Exercise instructions | Set down each entry exactly as given; pictures should not appear in the copy.

The data |
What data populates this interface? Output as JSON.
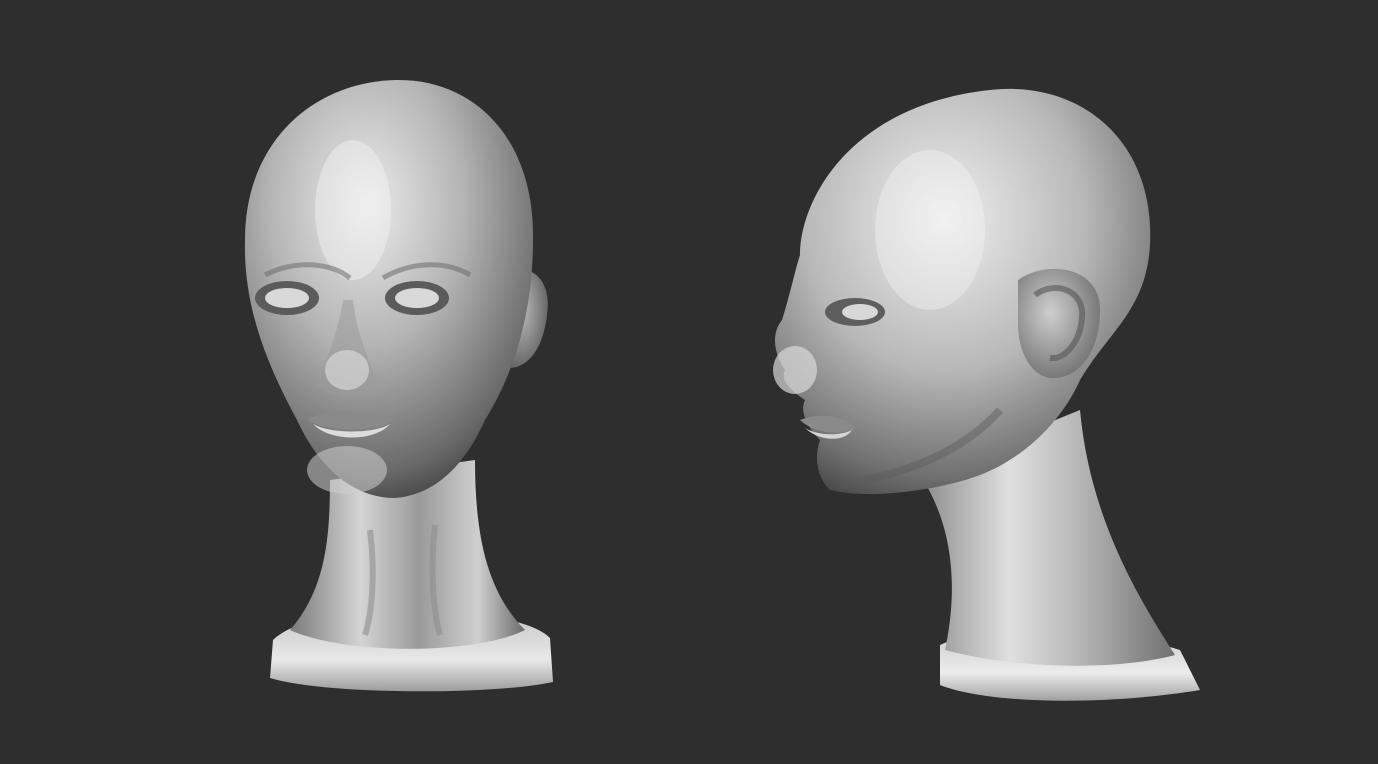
{
  "scene": {
    "background_color": "#2e2e2e",
    "material": "grey-clay-matcap",
    "models": [
      {
        "name": "head-front-view",
        "view": "front"
      },
      {
        "name": "head-profile-view",
        "view": "three-quarter-left"
      }
    ]
  },
  "colors": {
    "clay_highlight": "#e6e6e6",
    "clay_mid": "#a8a8a8",
    "clay_shadow": "#4a4a4a"
  }
}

Task response |
What data populates this interface? Output as JSON.
{
  "scene": {
    "background_color": "#2e2e2e",
    "material": "grey-clay-matcap",
    "models": [
      {
        "name": "head-front-view",
        "view": "front"
      },
      {
        "name": "head-profile-view",
        "view": "three-quarter-left"
      }
    ]
  },
  "colors": {
    "clay_highlight": "#e6e6e6",
    "clay_mid": "#a8a8a8",
    "clay_shadow": "#4a4a4a"
  }
}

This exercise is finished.